For many IT Professionals and Support Engineers, the ability to effectively troubleshoot an issue is becoming a lost art. And why shouldn't it be? Exchange 2003 has become a very mature product where the odds of running into a problem that no one has seen are slim. Exchange 2007 is quickly approaching maturity as well with SP2 and the 2010 on the horizon. In truth, most problems can be quickly solved by a quick search through the Knowledge Base or a Bing query. After all, that's what they are there for. So what happens those queries come up blank? It could be that you've come across a brand new problem. It could be that you didn't query on the right words. Most often though the answer is that you don't really know the nature of the problem you are dealing with.
The Importance of a Clear Problem Statement
When a support incident is opened at Microsoft, the most important question that gets asked is: "What is the problem you are experiencing?"
Everything that happens with the call, direction and troubleshooting from that point on is directly related to that answer. A vague problem statement can, at best, get you routed to the wrong group where you have to go through the whole definition again. At worst, it can completely confuse the people who are there to help and send the case in the wrong direction. When that happens you can expect the time to solution to at least double or triple. Nobody wants that.
I recently worked a long running, high profile case where the problem statement was "Issue with Exchange Server." I jumped on a conference call with the customer and the topics of conversation were ranging from message traffic, to server performance to Outlook service packs. There was no real plan or direction for the troubleshooting to go because the initial statement was so vague. Of course, without a plan there's no attack. With no attack, there's no victory! (points to whoever gets that reference!)
The very first thing we did was to hash out the actual problem the customer was experiencing. In this case, it was similar to "All Outlook Clients Randomly Disconnect From 3 Exchange 2003 Active/Passive Clusters."
Things to note in that problem statement:
1. ALL Outlook Clients. Not a particular version. Not a particular segment on the network. Not OWA clients.
2. "Randomly Disconnect." - The issue is not reproducible at will and transient in nature.
3. This affects multiple Exchange 2003 servers.
4. No mention of errors or warnings because there weren’t any.
This is the kind of issue where you can’t just plug an error code into a browser and hope for the best. For this issue you have to know how to troubleshoot.
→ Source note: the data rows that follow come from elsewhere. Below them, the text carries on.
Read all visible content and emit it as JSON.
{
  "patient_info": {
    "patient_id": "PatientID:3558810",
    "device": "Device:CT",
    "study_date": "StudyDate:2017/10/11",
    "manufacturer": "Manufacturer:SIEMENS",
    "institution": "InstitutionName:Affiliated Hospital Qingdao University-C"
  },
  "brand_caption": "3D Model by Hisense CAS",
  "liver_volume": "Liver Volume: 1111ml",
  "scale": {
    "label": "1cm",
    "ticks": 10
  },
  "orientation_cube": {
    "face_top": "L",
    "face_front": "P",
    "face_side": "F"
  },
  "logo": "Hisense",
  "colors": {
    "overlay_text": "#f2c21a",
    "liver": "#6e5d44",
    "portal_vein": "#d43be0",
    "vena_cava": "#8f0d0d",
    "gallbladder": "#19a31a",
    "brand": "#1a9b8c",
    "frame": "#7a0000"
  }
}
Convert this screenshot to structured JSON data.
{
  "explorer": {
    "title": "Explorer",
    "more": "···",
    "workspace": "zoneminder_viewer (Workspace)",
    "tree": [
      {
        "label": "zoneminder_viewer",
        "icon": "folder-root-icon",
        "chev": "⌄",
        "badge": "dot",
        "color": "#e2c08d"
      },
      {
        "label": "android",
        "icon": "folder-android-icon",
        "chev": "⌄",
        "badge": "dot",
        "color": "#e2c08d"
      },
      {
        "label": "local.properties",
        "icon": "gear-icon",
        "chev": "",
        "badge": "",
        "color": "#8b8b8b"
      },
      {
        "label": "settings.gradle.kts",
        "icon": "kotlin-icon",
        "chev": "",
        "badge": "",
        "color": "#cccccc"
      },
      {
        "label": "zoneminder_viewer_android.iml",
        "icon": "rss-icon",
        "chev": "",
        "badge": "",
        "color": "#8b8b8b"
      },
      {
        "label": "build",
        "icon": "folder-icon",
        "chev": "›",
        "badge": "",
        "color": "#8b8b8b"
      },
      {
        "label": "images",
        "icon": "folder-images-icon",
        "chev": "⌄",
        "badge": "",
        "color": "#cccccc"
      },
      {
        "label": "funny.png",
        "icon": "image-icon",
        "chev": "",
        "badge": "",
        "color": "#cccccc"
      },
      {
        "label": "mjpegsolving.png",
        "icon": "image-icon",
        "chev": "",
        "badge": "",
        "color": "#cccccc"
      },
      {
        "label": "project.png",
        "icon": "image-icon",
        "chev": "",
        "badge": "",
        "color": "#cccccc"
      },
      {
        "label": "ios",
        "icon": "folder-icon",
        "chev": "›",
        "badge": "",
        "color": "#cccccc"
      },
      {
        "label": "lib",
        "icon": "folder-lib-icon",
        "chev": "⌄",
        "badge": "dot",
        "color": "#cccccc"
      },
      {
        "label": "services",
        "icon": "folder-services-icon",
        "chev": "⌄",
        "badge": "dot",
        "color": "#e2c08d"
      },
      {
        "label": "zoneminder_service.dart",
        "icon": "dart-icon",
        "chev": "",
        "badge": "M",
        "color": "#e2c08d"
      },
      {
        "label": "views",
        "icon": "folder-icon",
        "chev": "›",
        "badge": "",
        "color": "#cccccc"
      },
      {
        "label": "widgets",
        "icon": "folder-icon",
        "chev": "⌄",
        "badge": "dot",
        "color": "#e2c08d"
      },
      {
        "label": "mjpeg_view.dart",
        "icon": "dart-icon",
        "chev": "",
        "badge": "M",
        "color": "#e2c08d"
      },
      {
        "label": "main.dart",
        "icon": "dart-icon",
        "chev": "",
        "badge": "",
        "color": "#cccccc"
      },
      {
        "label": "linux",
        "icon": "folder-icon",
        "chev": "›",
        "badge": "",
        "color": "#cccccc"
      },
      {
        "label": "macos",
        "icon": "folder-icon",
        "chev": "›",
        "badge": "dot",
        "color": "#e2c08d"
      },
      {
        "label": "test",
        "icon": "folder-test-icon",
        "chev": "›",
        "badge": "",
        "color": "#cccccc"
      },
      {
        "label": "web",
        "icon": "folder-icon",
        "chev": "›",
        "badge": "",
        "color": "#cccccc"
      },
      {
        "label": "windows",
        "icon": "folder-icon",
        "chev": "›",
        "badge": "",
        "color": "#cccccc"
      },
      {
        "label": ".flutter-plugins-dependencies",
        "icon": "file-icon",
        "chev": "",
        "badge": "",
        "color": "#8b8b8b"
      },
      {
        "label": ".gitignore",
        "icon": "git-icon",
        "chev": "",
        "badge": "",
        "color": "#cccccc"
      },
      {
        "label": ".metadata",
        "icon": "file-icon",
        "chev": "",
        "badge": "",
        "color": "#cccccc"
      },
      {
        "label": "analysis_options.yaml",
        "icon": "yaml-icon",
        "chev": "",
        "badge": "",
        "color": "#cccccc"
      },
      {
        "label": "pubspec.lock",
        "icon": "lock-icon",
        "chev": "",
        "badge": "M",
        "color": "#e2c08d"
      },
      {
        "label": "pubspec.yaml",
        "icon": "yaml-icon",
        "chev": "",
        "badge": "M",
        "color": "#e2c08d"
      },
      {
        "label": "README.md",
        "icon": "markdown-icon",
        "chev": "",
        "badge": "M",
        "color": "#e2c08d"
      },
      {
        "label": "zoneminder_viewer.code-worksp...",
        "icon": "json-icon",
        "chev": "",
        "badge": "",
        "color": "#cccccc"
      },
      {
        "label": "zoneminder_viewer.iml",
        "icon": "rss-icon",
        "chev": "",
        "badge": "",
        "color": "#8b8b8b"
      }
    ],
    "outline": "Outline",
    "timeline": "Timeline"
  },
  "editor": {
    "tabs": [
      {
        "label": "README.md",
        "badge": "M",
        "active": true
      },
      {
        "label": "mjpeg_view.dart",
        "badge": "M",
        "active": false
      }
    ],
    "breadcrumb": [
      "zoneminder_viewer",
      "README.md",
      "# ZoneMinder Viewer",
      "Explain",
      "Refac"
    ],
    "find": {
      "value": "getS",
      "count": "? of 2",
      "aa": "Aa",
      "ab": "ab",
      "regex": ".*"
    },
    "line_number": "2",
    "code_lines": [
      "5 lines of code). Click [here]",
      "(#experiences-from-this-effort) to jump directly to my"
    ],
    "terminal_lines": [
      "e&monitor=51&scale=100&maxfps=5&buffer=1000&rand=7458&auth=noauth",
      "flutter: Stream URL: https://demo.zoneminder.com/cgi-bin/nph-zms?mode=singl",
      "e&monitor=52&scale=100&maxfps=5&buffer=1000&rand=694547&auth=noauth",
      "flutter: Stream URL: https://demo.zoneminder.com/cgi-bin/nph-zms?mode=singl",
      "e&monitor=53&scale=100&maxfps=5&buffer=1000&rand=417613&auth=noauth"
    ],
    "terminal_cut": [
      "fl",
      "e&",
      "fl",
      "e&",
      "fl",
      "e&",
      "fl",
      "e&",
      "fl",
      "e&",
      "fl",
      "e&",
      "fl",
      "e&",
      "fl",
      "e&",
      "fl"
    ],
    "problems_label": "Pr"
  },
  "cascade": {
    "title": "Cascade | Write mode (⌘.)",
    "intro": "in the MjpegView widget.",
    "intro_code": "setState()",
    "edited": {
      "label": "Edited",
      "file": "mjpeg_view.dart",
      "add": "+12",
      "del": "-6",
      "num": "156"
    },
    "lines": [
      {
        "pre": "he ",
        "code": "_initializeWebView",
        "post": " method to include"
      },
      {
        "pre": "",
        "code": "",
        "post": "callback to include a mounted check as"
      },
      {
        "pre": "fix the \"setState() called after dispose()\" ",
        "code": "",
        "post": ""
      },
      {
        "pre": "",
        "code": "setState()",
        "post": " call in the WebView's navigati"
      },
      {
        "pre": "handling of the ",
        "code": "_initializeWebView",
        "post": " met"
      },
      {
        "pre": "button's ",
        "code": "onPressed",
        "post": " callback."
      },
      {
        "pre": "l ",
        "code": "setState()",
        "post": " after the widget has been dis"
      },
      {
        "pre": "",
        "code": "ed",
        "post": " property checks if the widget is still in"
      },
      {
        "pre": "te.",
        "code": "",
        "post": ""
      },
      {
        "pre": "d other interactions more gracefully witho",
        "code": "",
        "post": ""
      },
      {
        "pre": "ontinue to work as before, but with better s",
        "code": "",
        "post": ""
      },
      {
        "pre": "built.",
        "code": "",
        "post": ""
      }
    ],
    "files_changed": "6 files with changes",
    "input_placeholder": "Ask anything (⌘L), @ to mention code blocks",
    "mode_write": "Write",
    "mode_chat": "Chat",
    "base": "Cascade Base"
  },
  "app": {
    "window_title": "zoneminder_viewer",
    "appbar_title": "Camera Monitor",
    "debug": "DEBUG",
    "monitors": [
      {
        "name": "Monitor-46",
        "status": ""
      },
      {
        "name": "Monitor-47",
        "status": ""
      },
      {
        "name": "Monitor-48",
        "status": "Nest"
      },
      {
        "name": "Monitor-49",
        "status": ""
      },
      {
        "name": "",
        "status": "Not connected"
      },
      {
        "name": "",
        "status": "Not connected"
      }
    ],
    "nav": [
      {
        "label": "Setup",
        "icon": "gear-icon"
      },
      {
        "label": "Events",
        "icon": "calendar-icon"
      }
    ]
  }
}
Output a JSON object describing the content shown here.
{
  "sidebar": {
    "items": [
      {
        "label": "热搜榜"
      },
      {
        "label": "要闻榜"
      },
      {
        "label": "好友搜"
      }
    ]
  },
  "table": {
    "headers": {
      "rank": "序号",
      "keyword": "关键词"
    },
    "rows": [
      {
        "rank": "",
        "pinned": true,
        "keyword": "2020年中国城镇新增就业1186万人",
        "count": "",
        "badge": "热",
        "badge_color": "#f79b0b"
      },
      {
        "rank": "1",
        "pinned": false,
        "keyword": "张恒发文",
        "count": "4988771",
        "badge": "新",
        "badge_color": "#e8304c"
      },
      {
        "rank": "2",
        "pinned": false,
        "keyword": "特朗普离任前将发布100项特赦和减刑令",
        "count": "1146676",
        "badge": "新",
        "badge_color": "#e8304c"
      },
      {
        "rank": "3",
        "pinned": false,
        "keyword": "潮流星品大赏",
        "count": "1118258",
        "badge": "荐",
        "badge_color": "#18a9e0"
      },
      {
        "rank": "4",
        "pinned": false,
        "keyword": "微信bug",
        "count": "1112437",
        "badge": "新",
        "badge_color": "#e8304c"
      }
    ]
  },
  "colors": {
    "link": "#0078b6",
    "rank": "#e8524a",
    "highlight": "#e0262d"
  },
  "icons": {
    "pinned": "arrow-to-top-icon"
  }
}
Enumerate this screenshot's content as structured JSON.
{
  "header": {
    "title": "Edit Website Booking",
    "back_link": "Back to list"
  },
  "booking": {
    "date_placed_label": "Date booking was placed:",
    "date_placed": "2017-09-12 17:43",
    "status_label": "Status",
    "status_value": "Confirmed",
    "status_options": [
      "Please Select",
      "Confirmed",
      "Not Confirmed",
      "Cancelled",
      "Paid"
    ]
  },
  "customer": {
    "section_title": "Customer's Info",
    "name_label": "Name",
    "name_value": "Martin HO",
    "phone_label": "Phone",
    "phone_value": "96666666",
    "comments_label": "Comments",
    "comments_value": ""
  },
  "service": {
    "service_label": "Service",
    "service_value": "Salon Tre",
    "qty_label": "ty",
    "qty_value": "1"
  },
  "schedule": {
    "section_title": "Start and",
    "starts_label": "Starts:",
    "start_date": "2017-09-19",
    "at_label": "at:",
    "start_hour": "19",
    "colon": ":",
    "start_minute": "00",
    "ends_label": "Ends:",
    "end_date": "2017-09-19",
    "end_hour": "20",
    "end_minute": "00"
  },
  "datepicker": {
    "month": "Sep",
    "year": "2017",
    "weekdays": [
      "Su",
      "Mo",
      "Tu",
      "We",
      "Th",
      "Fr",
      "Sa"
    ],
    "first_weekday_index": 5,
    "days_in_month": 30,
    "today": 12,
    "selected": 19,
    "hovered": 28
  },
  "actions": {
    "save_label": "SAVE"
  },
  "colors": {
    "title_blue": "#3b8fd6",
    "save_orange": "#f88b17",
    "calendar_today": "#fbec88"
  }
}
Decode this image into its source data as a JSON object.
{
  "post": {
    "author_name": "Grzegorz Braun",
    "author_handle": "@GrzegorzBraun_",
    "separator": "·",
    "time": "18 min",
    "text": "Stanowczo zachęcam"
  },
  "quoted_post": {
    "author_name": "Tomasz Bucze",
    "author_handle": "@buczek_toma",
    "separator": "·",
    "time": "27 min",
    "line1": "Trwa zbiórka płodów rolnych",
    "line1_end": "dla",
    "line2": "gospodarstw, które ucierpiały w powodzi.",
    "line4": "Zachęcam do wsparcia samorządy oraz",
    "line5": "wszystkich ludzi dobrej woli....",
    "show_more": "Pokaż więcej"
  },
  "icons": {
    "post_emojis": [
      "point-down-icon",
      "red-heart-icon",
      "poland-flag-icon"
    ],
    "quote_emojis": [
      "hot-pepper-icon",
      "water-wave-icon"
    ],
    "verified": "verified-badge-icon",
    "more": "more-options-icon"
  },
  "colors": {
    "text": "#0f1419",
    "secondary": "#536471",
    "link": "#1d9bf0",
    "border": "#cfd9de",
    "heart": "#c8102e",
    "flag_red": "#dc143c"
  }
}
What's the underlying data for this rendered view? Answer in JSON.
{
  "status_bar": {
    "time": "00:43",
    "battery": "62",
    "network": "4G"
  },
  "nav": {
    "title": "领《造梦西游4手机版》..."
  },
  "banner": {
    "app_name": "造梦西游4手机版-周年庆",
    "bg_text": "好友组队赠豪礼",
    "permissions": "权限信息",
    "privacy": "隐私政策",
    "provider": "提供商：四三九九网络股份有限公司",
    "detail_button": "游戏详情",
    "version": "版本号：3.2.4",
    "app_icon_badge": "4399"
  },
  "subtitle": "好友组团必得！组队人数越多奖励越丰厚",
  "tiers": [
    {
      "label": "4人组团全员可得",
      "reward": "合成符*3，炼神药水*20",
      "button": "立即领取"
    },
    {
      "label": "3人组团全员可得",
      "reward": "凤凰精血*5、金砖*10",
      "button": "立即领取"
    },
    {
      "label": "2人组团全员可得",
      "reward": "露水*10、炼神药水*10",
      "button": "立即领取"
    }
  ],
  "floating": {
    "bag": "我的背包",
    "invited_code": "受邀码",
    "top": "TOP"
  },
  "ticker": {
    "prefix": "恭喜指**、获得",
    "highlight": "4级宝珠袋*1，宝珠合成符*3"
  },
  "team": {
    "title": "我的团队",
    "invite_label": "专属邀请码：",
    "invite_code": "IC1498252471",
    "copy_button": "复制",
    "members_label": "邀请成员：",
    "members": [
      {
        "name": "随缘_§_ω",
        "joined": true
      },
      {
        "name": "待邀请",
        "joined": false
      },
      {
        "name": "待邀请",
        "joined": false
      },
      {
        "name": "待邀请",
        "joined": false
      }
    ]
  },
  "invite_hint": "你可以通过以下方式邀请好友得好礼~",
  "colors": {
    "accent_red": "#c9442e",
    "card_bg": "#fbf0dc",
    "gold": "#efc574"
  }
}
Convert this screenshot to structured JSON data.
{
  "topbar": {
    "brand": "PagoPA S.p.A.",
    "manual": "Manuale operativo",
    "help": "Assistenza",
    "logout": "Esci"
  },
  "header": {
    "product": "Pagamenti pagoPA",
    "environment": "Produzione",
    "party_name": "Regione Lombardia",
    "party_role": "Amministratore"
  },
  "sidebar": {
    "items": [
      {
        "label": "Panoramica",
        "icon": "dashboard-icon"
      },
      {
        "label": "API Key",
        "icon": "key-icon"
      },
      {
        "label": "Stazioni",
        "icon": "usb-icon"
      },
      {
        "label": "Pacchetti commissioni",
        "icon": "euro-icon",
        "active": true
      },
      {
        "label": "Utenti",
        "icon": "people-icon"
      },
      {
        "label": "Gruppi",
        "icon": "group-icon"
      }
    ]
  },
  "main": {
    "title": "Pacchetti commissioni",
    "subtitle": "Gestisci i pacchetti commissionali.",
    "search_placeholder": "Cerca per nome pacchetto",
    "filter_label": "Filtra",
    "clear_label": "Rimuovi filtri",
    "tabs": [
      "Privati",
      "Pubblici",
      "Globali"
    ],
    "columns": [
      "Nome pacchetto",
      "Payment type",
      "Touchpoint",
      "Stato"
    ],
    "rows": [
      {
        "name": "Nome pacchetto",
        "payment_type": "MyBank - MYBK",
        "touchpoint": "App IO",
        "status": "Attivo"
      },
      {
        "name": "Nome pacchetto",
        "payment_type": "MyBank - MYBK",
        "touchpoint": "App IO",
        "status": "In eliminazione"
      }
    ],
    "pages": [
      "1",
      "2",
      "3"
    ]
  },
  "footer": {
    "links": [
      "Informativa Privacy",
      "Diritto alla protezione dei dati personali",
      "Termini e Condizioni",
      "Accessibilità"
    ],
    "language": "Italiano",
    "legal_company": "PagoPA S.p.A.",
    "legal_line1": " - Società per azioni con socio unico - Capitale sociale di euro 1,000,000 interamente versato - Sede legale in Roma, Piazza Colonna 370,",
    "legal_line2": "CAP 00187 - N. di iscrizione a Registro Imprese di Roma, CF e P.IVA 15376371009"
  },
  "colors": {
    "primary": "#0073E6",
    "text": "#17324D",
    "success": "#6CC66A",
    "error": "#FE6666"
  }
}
Based on that problem statement we were able to draw up a solid action plan.
Since its all clients, that narrows us down to Network or something Server side.
Since the clients randomly disconnect, that further indicates Network or something Server Side.
Since it affects multiple servers, that indicates Network or Active Directory Connectivity.
After knowing these details the action plan became simple:
1. Concurrent Netmon traces of a client and server while the issue was occurring.
2. All performance counters from the servers while the issue was occurring and before that to establish a baseline.
3. Memory dumps of Store.exe and Lsass.exe while the issue was occurring.
I won’t get into specifics here since this blog is focused on defining the problem. However, from that data we were quickly able to identify the problem as an overworked Global Catalog server and implement some changes to increase performance.
I know this whole blog sounds simple and a bit like a self-help book, but my experience is that long running problems are most often ill defined at the outset. When you define a problem statement, you have to be precise and clear.
Who or What is being specifically affected?
How are they being specifically affected?
How often are they being specifically affected?
Its fine if you don’t know immediately know the answers to these questions. Many times you won’t. Getting the answers is part of the troubleshooting process. The point is that when troubleshooting a problem the absolute first thing you have to do is agree to a clear, well defined problem statement.
More to come later!